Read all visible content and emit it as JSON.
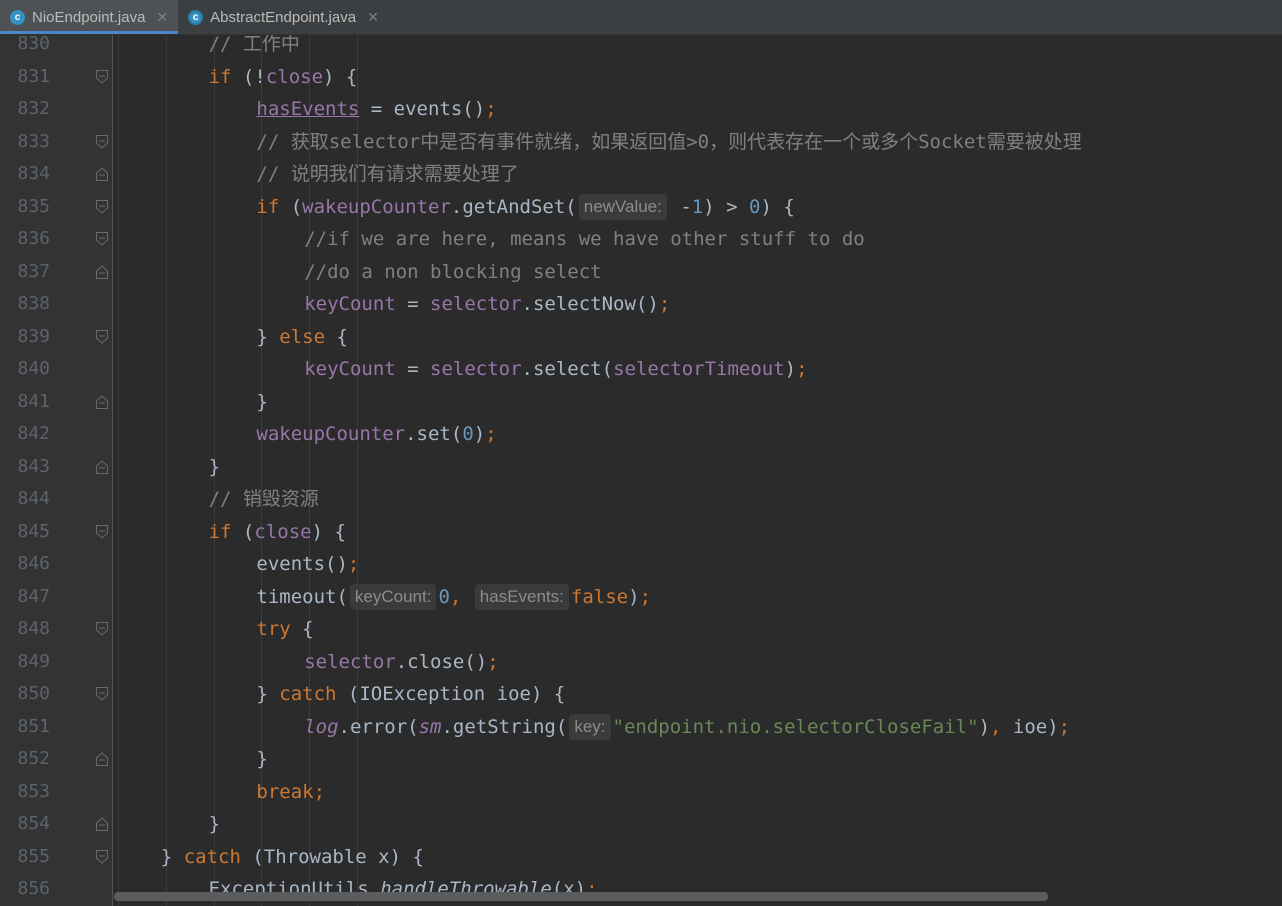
{
  "tabs": [
    {
      "label": "NioEndpoint.java",
      "icon": "c",
      "active": true
    },
    {
      "label": "AbstractEndpoint.java",
      "icon": "c",
      "active": false
    }
  ],
  "lines": [
    {
      "n": "830",
      "indent": 7,
      "fold": "",
      "segs": [
        [
          "cmt",
          "// 工作中"
        ]
      ]
    },
    {
      "n": "831",
      "indent": 7,
      "fold": "open",
      "segs": [
        [
          "kw",
          "if"
        ],
        [
          "p",
          " (!"
        ],
        [
          "fld",
          "close"
        ],
        [
          "p",
          ") {"
        ]
      ]
    },
    {
      "n": "832",
      "indent": 8,
      "fold": "",
      "segs": [
        [
          "fldu",
          "hasEvents"
        ],
        [
          "p",
          " = events()"
        ],
        [
          "kw",
          ";"
        ]
      ]
    },
    {
      "n": "833",
      "indent": 8,
      "fold": "open",
      "segs": [
        [
          "cmt",
          "// 获取selector中是否有事件就绪，如果返回值>0，则代表存在一个或多个Socket需要被处理"
        ]
      ]
    },
    {
      "n": "834",
      "indent": 8,
      "fold": "close",
      "segs": [
        [
          "cmt",
          "// 说明我们有请求需要处理了"
        ]
      ]
    },
    {
      "n": "835",
      "indent": 8,
      "fold": "open",
      "segs": [
        [
          "kw",
          "if"
        ],
        [
          "p",
          " ("
        ],
        [
          "fld",
          "wakeupCounter"
        ],
        [
          "p",
          ".getAndSet("
        ],
        [
          "hint",
          "newValue:"
        ],
        [
          "p",
          " -"
        ],
        [
          "num",
          "1"
        ],
        [
          "p",
          ") > "
        ],
        [
          "num",
          "0"
        ],
        [
          "p",
          ") {"
        ]
      ]
    },
    {
      "n": "836",
      "indent": 9,
      "fold": "open",
      "segs": [
        [
          "cmt",
          "//if we are here, means we have other stuff to do"
        ]
      ]
    },
    {
      "n": "837",
      "indent": 9,
      "fold": "close",
      "segs": [
        [
          "cmt",
          "//do a non blocking select"
        ]
      ]
    },
    {
      "n": "838",
      "indent": 9,
      "fold": "",
      "segs": [
        [
          "fld",
          "keyCount"
        ],
        [
          "p",
          " = "
        ],
        [
          "fld",
          "selector"
        ],
        [
          "p",
          ".selectNow()"
        ],
        [
          "kw",
          ";"
        ]
      ]
    },
    {
      "n": "839",
      "indent": 8,
      "fold": "open",
      "segs": [
        [
          "p",
          "} "
        ],
        [
          "kw",
          "else"
        ],
        [
          "p",
          " {"
        ]
      ]
    },
    {
      "n": "840",
      "indent": 9,
      "fold": "",
      "segs": [
        [
          "fld",
          "keyCount"
        ],
        [
          "p",
          " = "
        ],
        [
          "fld",
          "selector"
        ],
        [
          "p",
          ".select("
        ],
        [
          "fld",
          "selectorTimeout"
        ],
        [
          "p",
          ")"
        ],
        [
          "kw",
          ";"
        ]
      ]
    },
    {
      "n": "841",
      "indent": 8,
      "fold": "close",
      "segs": [
        [
          "p",
          "}"
        ]
      ]
    },
    {
      "n": "842",
      "indent": 8,
      "fold": "",
      "segs": [
        [
          "fld",
          "wakeupCounter"
        ],
        [
          "p",
          ".set("
        ],
        [
          "num",
          "0"
        ],
        [
          "p",
          ")"
        ],
        [
          "kw",
          ";"
        ]
      ]
    },
    {
      "n": "843",
      "indent": 7,
      "fold": "close",
      "segs": [
        [
          "p",
          "}"
        ]
      ]
    },
    {
      "n": "844",
      "indent": 7,
      "fold": "",
      "segs": [
        [
          "cmt",
          "// 销毁资源"
        ]
      ]
    },
    {
      "n": "845",
      "indent": 7,
      "fold": "open",
      "segs": [
        [
          "kw",
          "if"
        ],
        [
          "p",
          " ("
        ],
        [
          "fld",
          "close"
        ],
        [
          "p",
          ") {"
        ]
      ]
    },
    {
      "n": "846",
      "indent": 8,
      "fold": "",
      "segs": [
        [
          "p",
          "events()"
        ],
        [
          "kw",
          ";"
        ]
      ]
    },
    {
      "n": "847",
      "indent": 8,
      "fold": "",
      "segs": [
        [
          "p",
          "timeout("
        ],
        [
          "hint",
          "keyCount:"
        ],
        [
          "num",
          "0"
        ],
        [
          "kw",
          ", "
        ],
        [
          "hint",
          "hasEvents:"
        ],
        [
          "kw",
          "false"
        ],
        [
          "p",
          ")"
        ],
        [
          "kw",
          ";"
        ]
      ]
    },
    {
      "n": "848",
      "indent": 8,
      "fold": "open",
      "segs": [
        [
          "kw",
          "try"
        ],
        [
          "p",
          " {"
        ]
      ]
    },
    {
      "n": "849",
      "indent": 9,
      "fold": "",
      "segs": [
        [
          "fld",
          "selector"
        ],
        [
          "p",
          ".close()"
        ],
        [
          "kw",
          ";"
        ]
      ]
    },
    {
      "n": "850",
      "indent": 8,
      "fold": "open",
      "segs": [
        [
          "p",
          "} "
        ],
        [
          "kw",
          "catch"
        ],
        [
          "p",
          " (IOException ioe) {"
        ]
      ]
    },
    {
      "n": "851",
      "indent": 9,
      "fold": "",
      "segs": [
        [
          "fldi",
          "log"
        ],
        [
          "p",
          ".error("
        ],
        [
          "fldi",
          "sm"
        ],
        [
          "p",
          ".getString("
        ],
        [
          "hint",
          "key:"
        ],
        [
          "str",
          "\"endpoint.nio.selectorCloseFail\""
        ],
        [
          "p",
          ")"
        ],
        [
          "kw",
          ", "
        ],
        [
          "p",
          "ioe)"
        ],
        [
          "kw",
          ";"
        ]
      ]
    },
    {
      "n": "852",
      "indent": 8,
      "fold": "close",
      "segs": [
        [
          "p",
          "}"
        ]
      ]
    },
    {
      "n": "853",
      "indent": 8,
      "fold": "",
      "segs": [
        [
          "kw",
          "break;"
        ]
      ]
    },
    {
      "n": "854",
      "indent": 7,
      "fold": "close",
      "segs": [
        [
          "p",
          "}"
        ]
      ]
    },
    {
      "n": "855",
      "indent": 6,
      "fold": "open",
      "segs": [
        [
          "p",
          "} "
        ],
        [
          "kw",
          "catch"
        ],
        [
          "p",
          " (Throwable x) {"
        ]
      ]
    },
    {
      "n": "856",
      "indent": 7,
      "fold": "",
      "segs": [
        [
          "p",
          "ExceptionUtils."
        ],
        [
          "ital",
          "handleThrowable"
        ],
        [
          "p",
          "(x)"
        ],
        [
          "kw",
          ";"
        ]
      ]
    }
  ],
  "colors": {
    "background": "#2b2b2b",
    "gutter": "#313335",
    "keyword": "#cc7832",
    "field": "#9876aa",
    "number": "#6897bb",
    "comment": "#808080",
    "string": "#6a8759",
    "text": "#a9b7c6",
    "accent": "#4a88c7"
  },
  "icons": {
    "tab_file": "java-class-icon",
    "tab_close": "close-icon",
    "fold_open": "fold-open-icon",
    "fold_close": "fold-close-icon"
  }
}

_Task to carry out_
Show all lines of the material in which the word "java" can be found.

_Result of the task_
      "label": "NioEndpoint.java",
      "label": "AbstractEndpoint.java",
    "tab_file": "java-class-icon",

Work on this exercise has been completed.